Data about app and page elements:
-- Opening Marker --

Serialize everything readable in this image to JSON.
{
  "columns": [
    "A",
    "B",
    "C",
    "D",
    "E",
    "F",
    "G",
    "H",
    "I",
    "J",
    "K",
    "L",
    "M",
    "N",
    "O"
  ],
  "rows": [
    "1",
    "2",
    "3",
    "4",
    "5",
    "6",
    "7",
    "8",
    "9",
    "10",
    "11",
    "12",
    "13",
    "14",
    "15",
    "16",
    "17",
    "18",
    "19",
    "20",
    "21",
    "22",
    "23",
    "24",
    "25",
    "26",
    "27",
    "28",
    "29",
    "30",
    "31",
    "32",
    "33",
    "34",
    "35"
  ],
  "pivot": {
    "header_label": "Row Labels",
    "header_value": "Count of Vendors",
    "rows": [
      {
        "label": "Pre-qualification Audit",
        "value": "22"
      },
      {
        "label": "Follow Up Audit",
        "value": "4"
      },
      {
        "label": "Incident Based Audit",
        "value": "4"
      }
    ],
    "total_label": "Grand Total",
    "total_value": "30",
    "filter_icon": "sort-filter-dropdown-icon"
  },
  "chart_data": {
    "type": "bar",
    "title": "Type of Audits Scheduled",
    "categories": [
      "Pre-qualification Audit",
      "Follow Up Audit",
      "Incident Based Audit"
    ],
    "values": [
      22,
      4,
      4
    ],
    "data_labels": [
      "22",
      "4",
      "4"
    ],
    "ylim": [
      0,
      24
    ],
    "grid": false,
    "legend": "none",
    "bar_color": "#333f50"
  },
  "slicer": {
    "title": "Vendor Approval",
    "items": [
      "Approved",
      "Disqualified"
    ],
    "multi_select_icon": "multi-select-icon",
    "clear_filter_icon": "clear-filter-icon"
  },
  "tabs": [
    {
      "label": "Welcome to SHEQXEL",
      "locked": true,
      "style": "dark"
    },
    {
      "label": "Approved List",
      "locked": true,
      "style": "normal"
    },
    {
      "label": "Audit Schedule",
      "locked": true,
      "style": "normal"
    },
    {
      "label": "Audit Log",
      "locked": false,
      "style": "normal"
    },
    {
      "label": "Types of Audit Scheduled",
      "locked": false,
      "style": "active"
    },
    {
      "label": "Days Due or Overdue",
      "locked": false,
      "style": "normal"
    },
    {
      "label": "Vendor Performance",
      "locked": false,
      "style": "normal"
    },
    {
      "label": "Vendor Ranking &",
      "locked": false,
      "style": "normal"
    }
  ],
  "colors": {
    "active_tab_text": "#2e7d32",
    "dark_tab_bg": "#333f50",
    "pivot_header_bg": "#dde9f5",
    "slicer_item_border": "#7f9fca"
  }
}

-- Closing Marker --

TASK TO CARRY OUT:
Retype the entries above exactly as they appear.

ANSWER TO THIS PROBLEM:
Serialize everything readable in this image to JSON.
{
  "columns": [
    "A",
    "B",
    "C",
    "D",
    "E",
    "F",
    "G",
    "H",
    "I",
    "J",
    "K",
    "L",
    "M",
    "N",
    "O"
  ],
  "rows": [
    "1",
    "2",
    "3",
    "4",
    "5",
    "6",
    "7",
    "8",
    "9",
    "10",
    "11",
    "12",
    "13",
    "14",
    "15",
    "16",
    "17",
    "18",
    "19",
    "20",
    "21",
    "22",
    "23",
    "24",
    "25",
    "26",
    "27",
    "28",
    "29",
    "30",
    "31",
    "32",
    "33",
    "34",
    "35"
  ],
  "pivot": {
    "header_label": "Row Labels",
    "header_value": "Count of Vendors",
    "rows": [
      {
        "label": "Pre-qualification Audit",
        "value": "22"
      },
      {
        "label": "Follow Up Audit",
        "value": "4"
      },
      {
        "label": "Incident Based Audit",
        "value": "4"
      }
    ],
    "total_label": "Grand Total",
    "total_value": "30",
    "filter_icon": "sort-filter-dropdown-icon"
  },
  "chart_data": {
    "type": "bar",
    "title": "Type of Audits Scheduled",
    "categories": [
      "Pre-qualification Audit",
      "Follow Up Audit",
      "Incident Based Audit"
    ],
    "values": [
      22,
      4,
      4
    ],
    "data_labels": [
      "22",
      "4",
      "4"
    ],
    "ylim": [
      0,
      24
    ],
    "grid": false,
    "legend": "none",
    "bar_color": "#333f50"
  },
  "slicer": {
    "title": "Vendor Approval",
    "items": [
      "Approved",
      "Disqualified"
    ],
    "multi_select_icon": "multi-select-icon",
    "clear_filter_icon": "clear-filter-icon"
  },
  "tabs": [
    {
      "label": "Welcome to SHEQXEL",
      "locked": true,
      "style": "dark"
    },
    {
      "label": "Approved List",
      "locked": true,
      "style": "normal"
    },
    {
      "label": "Audit Schedule",
      "locked": true,
      "style": "normal"
    },
    {
      "label": "Audit Log",
      "locked": false,
      "style": "normal"
    },
    {
      "label": "Types of Audit Scheduled",
      "locked": false,
      "style": "active"
    },
    {
      "label": "Days Due or Overdue",
      "locked": false,
      "style": "normal"
    },
    {
      "label": "Vendor Performance",
      "locked": false,
      "style": "normal"
    },
    {
      "label": "Vendor Ranking &",
      "locked": false,
      "style": "normal"
    }
  ],
  "colors": {
    "active_tab_text": "#2e7d32",
    "dark_tab_bg": "#333f50",
    "pivot_header_bg": "#dde9f5",
    "slicer_item_border": "#7f9fca"
  }
}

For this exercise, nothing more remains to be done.